    This wine surprised me almost every time I opened a bottle. I’ve noticed wines change as they age, but this was different. One bottle had a nice flavor – different enough that it was obviously not from grapes, but no strong flavor of oregano either. Next bottle oozed oregano. And so it went with almost every bottle being different. Some I liked, some I didn’t. I do want to try it again, but next time no acid until it’s fermented out!

    Erroll

  9. santos gregorio

    may i asking, where can i buy the ingredients to make oregano wine? because i interested to know…. pls send your answer on my email thanks…

  10. Erroll Post author

    > may i asking, where can i buy the ingredients to make oregano wine?

    The most important ingredient is the oregano, and I got that from my back yard. The winemaking ingredients are available in homebrew shops. If you don’t have one near you, there are online sellers. I’ve had good experiences buying from Amazon, The Grape and Granary, Presque Isle, and others. Here are links where you can buy some of the ingredients in this recipe:

    Erroll

  11. M@T

    this seems like an… interesting wine and kinda similar to the process in making the wine i desire to make… i was looking through and this site is a grate resource for wine makers with a bunch of lovely wine variety to pick from. but the wine i wish to make is dandelion wine. the best flowers 2 use are past so i have 2 w8 till the spring so i thought it would give me time to learn as much as i could. but all the recipes i have found are no where as specific as any of the ones u have on this site. simply put a gum raper has more info on wine making than most other sites i have been on so this site was a true treat for me. anyway as i was saying the recipes i have found have been vary str8 forward… 1 gallon dandelion flowers 1 gallon purified water 3lb’s sugar lemon and orange (some say slices zest juice diced yada yada and anywhere from 1-3 of each) some call for rains some for ginger you know the “for/ to taste” part of a recipe and than it just said yeast or cake yeast never wut kind so if i went of that id think well i got yeast packs left over from the bread i made last month that should do it… so basically wut id like to ask is wut yeast should i use can i use my bread yeast? and can i use plastic jug as a cask (like the big 3gallon water jug with the spout on the side/top)? im always looking to reuse and renew old things like plastic jugs that would otherwise set for a million years in a trash mound in a land fill being one of them… or for a jimpsy hillbilly wine like this wut should i use? any help u could give would be vary helpful

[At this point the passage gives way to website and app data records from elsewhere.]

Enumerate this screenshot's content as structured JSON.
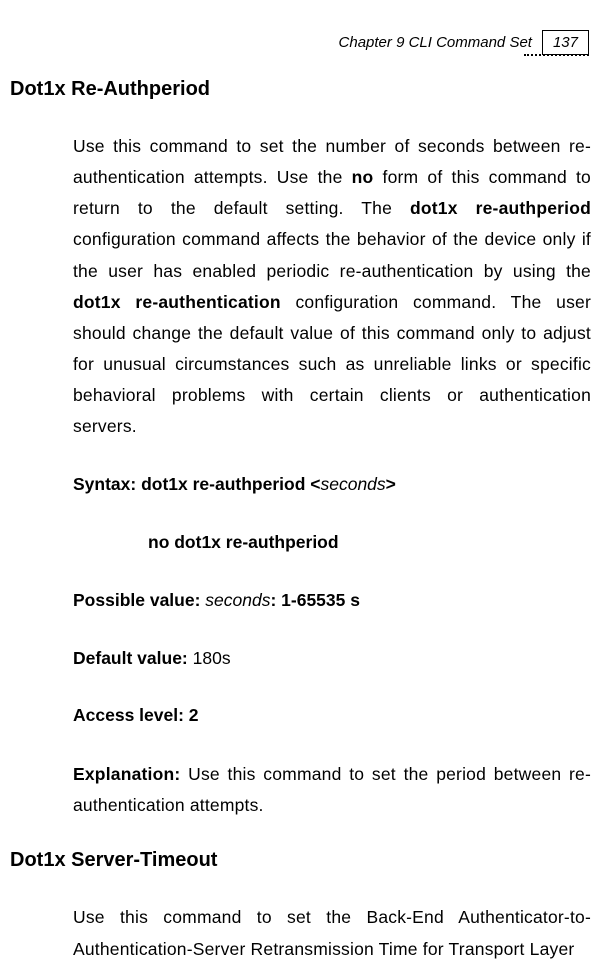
{
  "header": {
    "chapter": "Chapter 9 CLI Command Set",
    "page": "137"
  },
  "section1": {
    "title": "Dot1x Re-Authperiod",
    "description_1": "Use this command to set the number of seconds between re-authentication attempts. Use the ",
    "description_bold1": "no",
    "description_2": " form of this command to return to the default setting. The ",
    "description_bold2": "dot1x re-authperiod",
    "description_3": " configuration command affects the behavior of the device only if the user has enabled periodic re-authentication by using the ",
    "description_bold3": "dot1x re-authentication",
    "description_4": " configuration command. The user should change the default value of this command only to adjust for unusual circumstances such as unreliable links or specific behavioral problems with certain clients or authentication servers.",
    "syntax_label": "Syntax:  ",
    "syntax_cmd": "dot1x re-authperiod <",
    "syntax_param": "seconds",
    "syntax_close": ">",
    "syntax_no": "no dot1x re-authperiod",
    "possible_label": "Possible value: ",
    "possible_param": "seconds",
    "possible_val": ": 1-65535 s",
    "default_label": "Default value: ",
    "default_val": "180s",
    "access_label": "Access level: 2",
    "explanation_label": "Explanation: ",
    "explanation_text": "Use this command to set the period between re-authentication attempts."
  },
  "section2": {
    "title": "Dot1x Server-Timeout",
    "description": "Use this command to set the Back-End Authenticator-to-Authentication-Server Retransmission Time for Transport Layer"
  }
}
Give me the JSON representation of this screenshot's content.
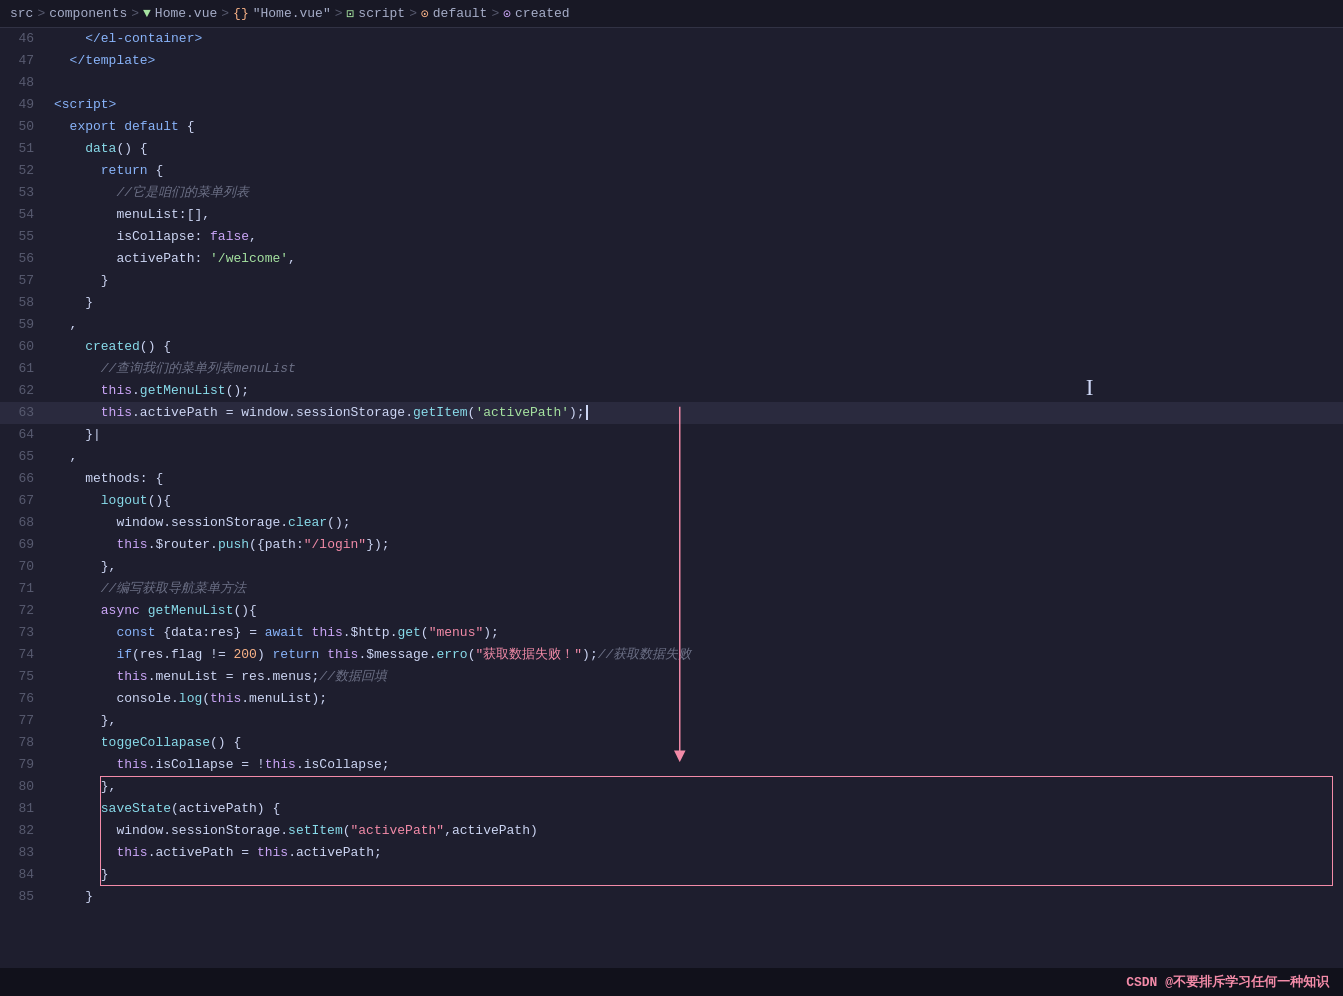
{
  "breadcrumb": {
    "items": [
      {
        "label": "src",
        "type": "text"
      },
      {
        "label": ">",
        "type": "sep"
      },
      {
        "label": "components",
        "type": "text"
      },
      {
        "label": ">",
        "type": "sep"
      },
      {
        "label": "▼",
        "type": "icon"
      },
      {
        "label": "Home.vue",
        "type": "highlight"
      },
      {
        "label": ">",
        "type": "sep"
      },
      {
        "label": "{}",
        "type": "icon-code"
      },
      {
        "label": "\"Home.vue\"",
        "type": "highlight"
      },
      {
        "label": ">",
        "type": "sep"
      },
      {
        "label": "script",
        "type": "highlight"
      },
      {
        "label": ">",
        "type": "sep"
      },
      {
        "label": "⊙",
        "type": "icon-circle"
      },
      {
        "label": "default",
        "type": "highlight"
      },
      {
        "label": ">",
        "type": "sep"
      },
      {
        "label": "⊙",
        "type": "icon-circle2"
      },
      {
        "label": "created",
        "type": "highlight"
      }
    ]
  },
  "lines": [
    {
      "num": 46,
      "content": "    </el-container>"
    },
    {
      "num": 47,
      "content": "  </template>"
    },
    {
      "num": 48,
      "content": ""
    },
    {
      "num": 49,
      "content": "<script>"
    },
    {
      "num": 50,
      "content": "  export default {"
    },
    {
      "num": 51,
      "content": "    data() {"
    },
    {
      "num": 52,
      "content": "      return {"
    },
    {
      "num": 53,
      "content": "        //它是咱们的菜单列表"
    },
    {
      "num": 54,
      "content": "        menuList:[],"
    },
    {
      "num": 55,
      "content": "        isCollapse: false,"
    },
    {
      "num": 56,
      "content": "        activePath: '/welcome',"
    },
    {
      "num": 57,
      "content": "      }"
    },
    {
      "num": 58,
      "content": "    }"
    },
    {
      "num": 59,
      "content": "  ,"
    },
    {
      "num": 60,
      "content": "    created() {"
    },
    {
      "num": 61,
      "content": "      //查询我们的菜单列表menuList"
    },
    {
      "num": 62,
      "content": "      this.getMenuList();"
    },
    {
      "num": 63,
      "content": "      this.activePath = window.sessionStorage.getItem('activePath');",
      "active": true
    },
    {
      "num": 64,
      "content": "    }|"
    },
    {
      "num": 65,
      "content": "  ,"
    },
    {
      "num": 66,
      "content": "    methods: {"
    },
    {
      "num": 67,
      "content": "      logout(){"
    },
    {
      "num": 68,
      "content": "        window.sessionStorage.clear();"
    },
    {
      "num": 69,
      "content": "        this.$router.push({path:\"/login\"});"
    },
    {
      "num": 70,
      "content": "      },"
    },
    {
      "num": 71,
      "content": "      //编写获取导航菜单方法"
    },
    {
      "num": 72,
      "content": "      async getMenuList(){"
    },
    {
      "num": 73,
      "content": "        const {data:res} = await this.$http.get(\"menus\");"
    },
    {
      "num": 74,
      "content": "        if(res.flag != 200) return this.$message.erro(\"获取数据失败！\");//获取数据失败"
    },
    {
      "num": 75,
      "content": "        this.menuList = res.menus;//数据回填"
    },
    {
      "num": 76,
      "content": "        console.log(this.menuList);"
    },
    {
      "num": 77,
      "content": "      },"
    },
    {
      "num": 78,
      "content": "      toggeCollapase() {"
    },
    {
      "num": 79,
      "content": "        this.isCollapse = !this.isCollapse;"
    },
    {
      "num": 80,
      "content": "      },"
    },
    {
      "num": 81,
      "content": "      saveState(activePath) {",
      "boxed": true
    },
    {
      "num": 82,
      "content": "        window.sessionStorage.setItem(\"activePath\",activePath)",
      "boxed": true
    },
    {
      "num": 83,
      "content": "        this.activePath = this.activePath;",
      "boxed": true
    },
    {
      "num": 84,
      "content": "      }",
      "boxed": true
    },
    {
      "num": 85,
      "content": "    }",
      "boxed": true
    }
  ],
  "watermark": "CSDN @不要排斥学习任何一种知识"
}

    Thank U Much
    ~M@T

  12. Erroll Post author

    Hi M@T,

    Red Star’s Premier Cuvee can ferment in a wider temperature range than many other yeasts and it has a high alcohol tolerance. This makes it a good all around wine yeast. My standard advice for a long time has been, “if you don’t know what yeast to use, use Premier Cuvee.”

    Old plastic containers make me nervous. If you know for a fact that they are food grade, were never home to molds or other micro critters and were never used to store anything toxic to humans or yeast then you can use them as primary fermenters. I’d strongly recommend purpose built fermenters, like Better Bottles, sold at homebrew shops or glass carboys. Whatever you get, make sure you can clean and sanitize it well.

    Hope this helps,

    Erroll

  13. Erroll Post author

    joben, I have no idea about what’s available in the Philippines. For what it’s worth, I’ve never seen oregano wine for sale in the US – that’s why I made it myself.

    Erroll

Leave a Reply

Your email address will not be published. Required fields are marked *